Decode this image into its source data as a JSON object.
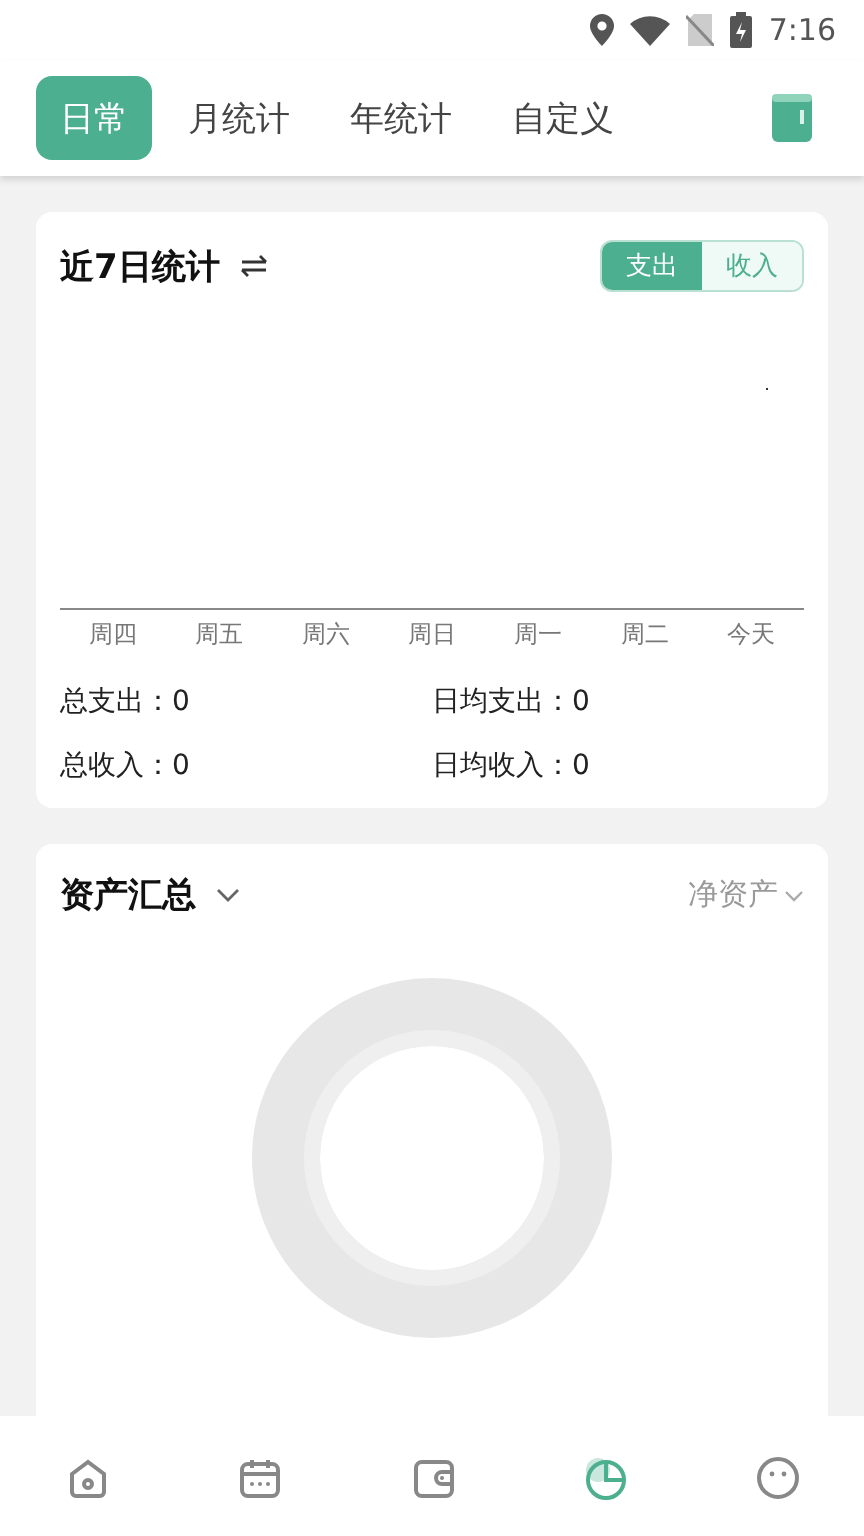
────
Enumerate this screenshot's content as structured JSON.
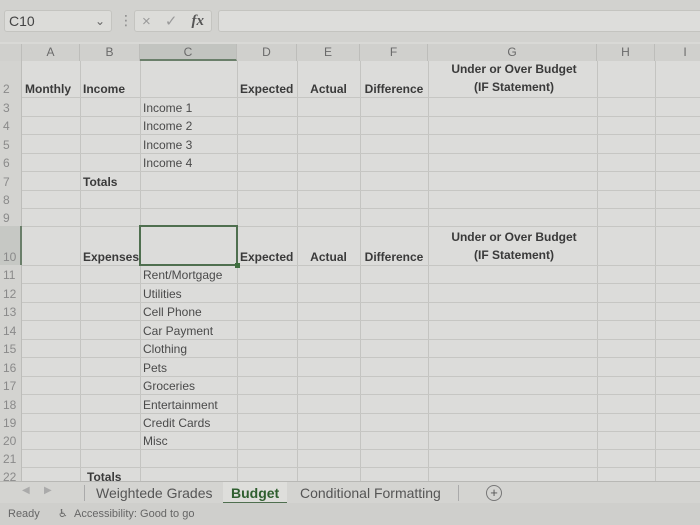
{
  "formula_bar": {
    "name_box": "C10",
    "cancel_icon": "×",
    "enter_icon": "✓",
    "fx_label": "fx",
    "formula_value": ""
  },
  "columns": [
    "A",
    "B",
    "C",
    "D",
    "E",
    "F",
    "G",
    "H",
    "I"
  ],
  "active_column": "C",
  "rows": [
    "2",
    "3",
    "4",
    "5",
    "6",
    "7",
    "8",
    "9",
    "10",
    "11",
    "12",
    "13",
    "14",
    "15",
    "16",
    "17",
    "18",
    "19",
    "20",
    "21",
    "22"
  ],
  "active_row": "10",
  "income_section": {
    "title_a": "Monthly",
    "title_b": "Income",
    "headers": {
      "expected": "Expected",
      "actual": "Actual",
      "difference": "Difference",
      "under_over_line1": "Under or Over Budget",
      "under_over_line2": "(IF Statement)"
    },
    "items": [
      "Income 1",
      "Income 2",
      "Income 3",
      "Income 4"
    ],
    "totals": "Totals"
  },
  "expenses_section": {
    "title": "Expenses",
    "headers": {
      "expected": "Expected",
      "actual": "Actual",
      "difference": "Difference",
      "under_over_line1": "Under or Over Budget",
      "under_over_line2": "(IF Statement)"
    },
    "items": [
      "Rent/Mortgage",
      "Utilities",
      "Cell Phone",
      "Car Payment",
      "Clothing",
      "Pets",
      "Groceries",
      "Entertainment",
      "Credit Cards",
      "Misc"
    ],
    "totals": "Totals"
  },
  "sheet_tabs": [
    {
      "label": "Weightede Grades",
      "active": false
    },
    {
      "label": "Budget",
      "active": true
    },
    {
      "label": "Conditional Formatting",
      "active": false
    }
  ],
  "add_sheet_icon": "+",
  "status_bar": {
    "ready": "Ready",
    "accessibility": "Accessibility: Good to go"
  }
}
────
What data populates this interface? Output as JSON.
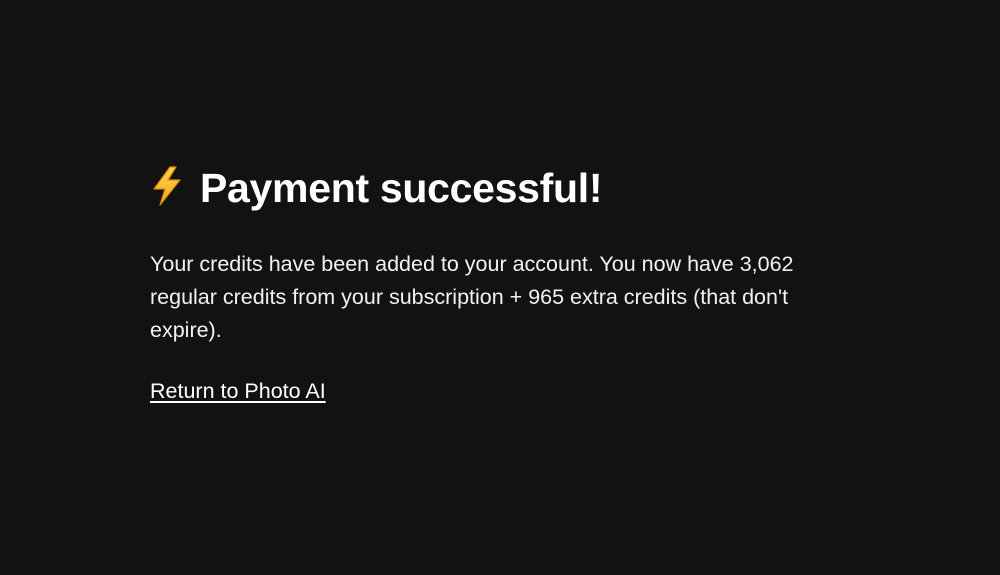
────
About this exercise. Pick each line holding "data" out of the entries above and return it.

Answer for the task.
Decode this image into its source data as a JSON object.
What data populates this interface? Output as JSON.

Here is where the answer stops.